▶ _Problem description_
Print the data in full, exactly as it reads.

[Data about app and page elements]

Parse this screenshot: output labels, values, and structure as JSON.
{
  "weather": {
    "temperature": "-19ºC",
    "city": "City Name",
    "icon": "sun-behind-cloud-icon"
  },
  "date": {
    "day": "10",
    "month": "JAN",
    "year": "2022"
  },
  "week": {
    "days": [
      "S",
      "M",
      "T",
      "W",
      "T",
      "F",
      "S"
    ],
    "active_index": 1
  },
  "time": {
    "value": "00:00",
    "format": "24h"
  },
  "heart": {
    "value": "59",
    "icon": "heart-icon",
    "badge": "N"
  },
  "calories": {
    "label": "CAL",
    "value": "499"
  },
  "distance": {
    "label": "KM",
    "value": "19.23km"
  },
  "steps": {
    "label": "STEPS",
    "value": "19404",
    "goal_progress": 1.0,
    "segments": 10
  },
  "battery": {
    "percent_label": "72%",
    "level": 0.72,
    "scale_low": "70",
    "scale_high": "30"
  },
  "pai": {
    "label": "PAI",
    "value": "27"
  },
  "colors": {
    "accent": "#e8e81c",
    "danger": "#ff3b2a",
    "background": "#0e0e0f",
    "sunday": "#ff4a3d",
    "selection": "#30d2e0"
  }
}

▶ _Written answer_
Parse this screenshot: output labels, values, and structure as JSON.
{
  "weather": {
    "temperature": "-19ºC",
    "city": "City Name",
    "icon": "sun-behind-cloud-icon"
  },
  "date": {
    "day": "10",
    "month": "JAN",
    "year": "2022"
  },
  "week": {
    "days": [
      "S",
      "M",
      "T",
      "W",
      "T",
      "F",
      "S"
    ],
    "active_index": 1
  },
  "time": {
    "value": "00:00",
    "format": "24h"
  },
  "heart": {
    "value": "59",
    "icon": "heart-icon",
    "badge": "N"
  },
  "calories": {
    "label": "CAL",
    "value": "499"
  },
  "distance": {
    "label": "KM",
    "value": "19.23km"
  },
  "steps": {
    "label": "STEPS",
    "value": "19404",
    "goal_progress": 1.0,
    "segments": 10
  },
  "battery": {
    "percent_label": "72%",
    "level": 0.72,
    "scale_low": "70",
    "scale_high": "30"
  },
  "pai": {
    "label": "PAI",
    "value": "27"
  },
  "colors": {
    "accent": "#e8e81c",
    "danger": "#ff3b2a",
    "background": "#0e0e0f",
    "sunday": "#ff4a3d",
    "selection": "#30d2e0"
  }
}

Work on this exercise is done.